Required action — Search the records for the string "machine" and return each line that has it.

Provided information —

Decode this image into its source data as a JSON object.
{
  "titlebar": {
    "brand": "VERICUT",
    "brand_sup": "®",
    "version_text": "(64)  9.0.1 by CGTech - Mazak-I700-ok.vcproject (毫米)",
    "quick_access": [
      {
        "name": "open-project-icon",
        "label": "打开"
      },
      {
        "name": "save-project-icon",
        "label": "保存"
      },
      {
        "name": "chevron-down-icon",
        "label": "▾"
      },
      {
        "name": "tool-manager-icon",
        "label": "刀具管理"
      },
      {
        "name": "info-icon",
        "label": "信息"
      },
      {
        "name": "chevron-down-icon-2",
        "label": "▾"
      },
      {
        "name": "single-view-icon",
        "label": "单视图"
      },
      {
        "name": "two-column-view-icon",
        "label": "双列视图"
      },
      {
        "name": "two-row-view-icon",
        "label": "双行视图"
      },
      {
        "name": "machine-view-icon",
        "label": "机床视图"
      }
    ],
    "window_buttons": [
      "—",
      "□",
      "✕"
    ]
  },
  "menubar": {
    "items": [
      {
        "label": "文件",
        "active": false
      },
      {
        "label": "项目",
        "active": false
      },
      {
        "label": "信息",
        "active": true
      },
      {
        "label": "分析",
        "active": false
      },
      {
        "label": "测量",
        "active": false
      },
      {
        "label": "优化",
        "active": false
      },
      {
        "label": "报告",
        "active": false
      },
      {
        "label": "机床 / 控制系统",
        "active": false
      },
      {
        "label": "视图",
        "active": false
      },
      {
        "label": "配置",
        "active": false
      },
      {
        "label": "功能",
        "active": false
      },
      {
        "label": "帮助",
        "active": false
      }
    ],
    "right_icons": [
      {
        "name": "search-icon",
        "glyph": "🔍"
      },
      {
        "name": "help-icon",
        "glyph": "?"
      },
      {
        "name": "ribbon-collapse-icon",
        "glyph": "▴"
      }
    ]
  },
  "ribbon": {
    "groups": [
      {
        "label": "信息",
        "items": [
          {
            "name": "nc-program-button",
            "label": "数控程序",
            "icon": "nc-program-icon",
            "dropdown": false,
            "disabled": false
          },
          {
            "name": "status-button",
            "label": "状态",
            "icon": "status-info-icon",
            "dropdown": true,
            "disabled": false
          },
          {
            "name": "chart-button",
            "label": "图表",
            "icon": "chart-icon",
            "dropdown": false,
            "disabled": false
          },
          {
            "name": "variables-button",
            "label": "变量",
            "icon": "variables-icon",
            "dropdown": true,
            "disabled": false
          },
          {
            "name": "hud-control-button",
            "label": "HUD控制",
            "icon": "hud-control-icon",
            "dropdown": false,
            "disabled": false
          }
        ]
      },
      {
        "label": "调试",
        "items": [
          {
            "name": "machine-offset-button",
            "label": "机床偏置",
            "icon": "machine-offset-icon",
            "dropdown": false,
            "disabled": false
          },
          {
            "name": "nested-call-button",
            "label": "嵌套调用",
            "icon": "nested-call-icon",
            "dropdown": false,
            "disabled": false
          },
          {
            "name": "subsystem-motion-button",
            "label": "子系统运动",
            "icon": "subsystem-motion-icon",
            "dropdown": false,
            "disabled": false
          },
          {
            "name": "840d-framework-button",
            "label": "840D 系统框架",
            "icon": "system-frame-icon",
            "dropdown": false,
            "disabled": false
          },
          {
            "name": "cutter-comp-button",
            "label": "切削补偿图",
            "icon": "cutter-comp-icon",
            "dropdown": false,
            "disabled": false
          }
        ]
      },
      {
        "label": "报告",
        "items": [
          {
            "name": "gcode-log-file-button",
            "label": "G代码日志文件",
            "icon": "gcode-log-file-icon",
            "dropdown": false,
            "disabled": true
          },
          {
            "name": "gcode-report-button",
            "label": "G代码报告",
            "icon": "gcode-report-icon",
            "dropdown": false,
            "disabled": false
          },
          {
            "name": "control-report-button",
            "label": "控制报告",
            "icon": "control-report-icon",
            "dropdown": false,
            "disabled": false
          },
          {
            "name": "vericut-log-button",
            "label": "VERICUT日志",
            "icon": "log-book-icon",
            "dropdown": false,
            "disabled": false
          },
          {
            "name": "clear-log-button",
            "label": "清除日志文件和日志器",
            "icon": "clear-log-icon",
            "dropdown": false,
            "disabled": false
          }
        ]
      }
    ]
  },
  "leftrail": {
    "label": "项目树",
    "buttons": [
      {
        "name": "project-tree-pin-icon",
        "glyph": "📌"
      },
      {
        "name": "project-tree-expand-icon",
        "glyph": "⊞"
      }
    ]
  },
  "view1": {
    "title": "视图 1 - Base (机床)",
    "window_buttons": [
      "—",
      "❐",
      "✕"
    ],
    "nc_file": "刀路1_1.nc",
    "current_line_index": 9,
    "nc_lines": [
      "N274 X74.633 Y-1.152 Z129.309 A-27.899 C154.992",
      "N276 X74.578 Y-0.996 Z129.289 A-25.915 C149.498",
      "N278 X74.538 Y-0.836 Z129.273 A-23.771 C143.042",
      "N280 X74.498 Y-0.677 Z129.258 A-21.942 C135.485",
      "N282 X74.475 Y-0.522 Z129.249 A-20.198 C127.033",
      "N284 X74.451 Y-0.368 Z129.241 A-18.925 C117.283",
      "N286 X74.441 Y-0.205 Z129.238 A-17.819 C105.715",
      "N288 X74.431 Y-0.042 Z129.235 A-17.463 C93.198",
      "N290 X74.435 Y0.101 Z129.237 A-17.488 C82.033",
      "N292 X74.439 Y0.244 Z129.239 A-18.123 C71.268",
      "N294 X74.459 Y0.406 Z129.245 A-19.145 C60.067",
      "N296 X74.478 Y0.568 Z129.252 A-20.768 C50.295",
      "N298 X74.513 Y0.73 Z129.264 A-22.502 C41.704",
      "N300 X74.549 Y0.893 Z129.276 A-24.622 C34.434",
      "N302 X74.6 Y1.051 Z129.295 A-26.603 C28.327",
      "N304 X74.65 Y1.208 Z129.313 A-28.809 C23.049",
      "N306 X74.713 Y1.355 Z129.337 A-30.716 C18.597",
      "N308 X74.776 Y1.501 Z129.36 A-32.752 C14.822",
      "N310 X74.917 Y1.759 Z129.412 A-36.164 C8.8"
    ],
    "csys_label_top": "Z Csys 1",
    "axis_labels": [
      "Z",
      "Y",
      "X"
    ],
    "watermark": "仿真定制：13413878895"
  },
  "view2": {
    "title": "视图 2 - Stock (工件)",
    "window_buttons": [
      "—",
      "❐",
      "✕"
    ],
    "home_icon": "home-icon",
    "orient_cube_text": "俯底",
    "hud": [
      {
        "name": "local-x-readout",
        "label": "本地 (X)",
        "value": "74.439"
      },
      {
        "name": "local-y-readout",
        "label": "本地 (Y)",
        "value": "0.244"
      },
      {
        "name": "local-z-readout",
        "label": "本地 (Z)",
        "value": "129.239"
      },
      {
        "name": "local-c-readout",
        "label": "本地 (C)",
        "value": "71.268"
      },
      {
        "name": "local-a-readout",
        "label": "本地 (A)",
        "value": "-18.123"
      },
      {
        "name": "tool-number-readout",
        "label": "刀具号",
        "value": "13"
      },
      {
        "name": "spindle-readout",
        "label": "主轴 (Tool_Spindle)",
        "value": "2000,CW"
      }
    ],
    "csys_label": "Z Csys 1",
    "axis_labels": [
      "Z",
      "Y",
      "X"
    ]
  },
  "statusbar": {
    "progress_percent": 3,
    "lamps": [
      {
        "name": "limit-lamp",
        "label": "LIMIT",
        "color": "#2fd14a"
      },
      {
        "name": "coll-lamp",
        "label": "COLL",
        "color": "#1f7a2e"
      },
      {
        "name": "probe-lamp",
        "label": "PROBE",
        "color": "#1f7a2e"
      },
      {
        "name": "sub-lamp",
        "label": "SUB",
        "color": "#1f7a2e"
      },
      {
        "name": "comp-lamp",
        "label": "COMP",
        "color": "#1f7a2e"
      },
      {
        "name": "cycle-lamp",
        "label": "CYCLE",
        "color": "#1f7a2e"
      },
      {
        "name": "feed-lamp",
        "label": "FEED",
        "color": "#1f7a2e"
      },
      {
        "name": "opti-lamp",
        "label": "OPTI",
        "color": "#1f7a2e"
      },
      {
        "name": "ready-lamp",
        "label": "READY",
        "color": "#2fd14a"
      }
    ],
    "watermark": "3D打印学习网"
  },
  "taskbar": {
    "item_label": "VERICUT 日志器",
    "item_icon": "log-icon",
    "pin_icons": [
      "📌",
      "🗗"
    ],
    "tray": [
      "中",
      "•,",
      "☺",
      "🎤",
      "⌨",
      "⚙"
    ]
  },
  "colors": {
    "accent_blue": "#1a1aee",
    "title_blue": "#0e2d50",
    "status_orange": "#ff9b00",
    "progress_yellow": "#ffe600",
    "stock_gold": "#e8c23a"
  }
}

Response box —
        "name": "machine-view-icon",
            "name": "machine-offset-button",
            "icon": "machine-offset-icon",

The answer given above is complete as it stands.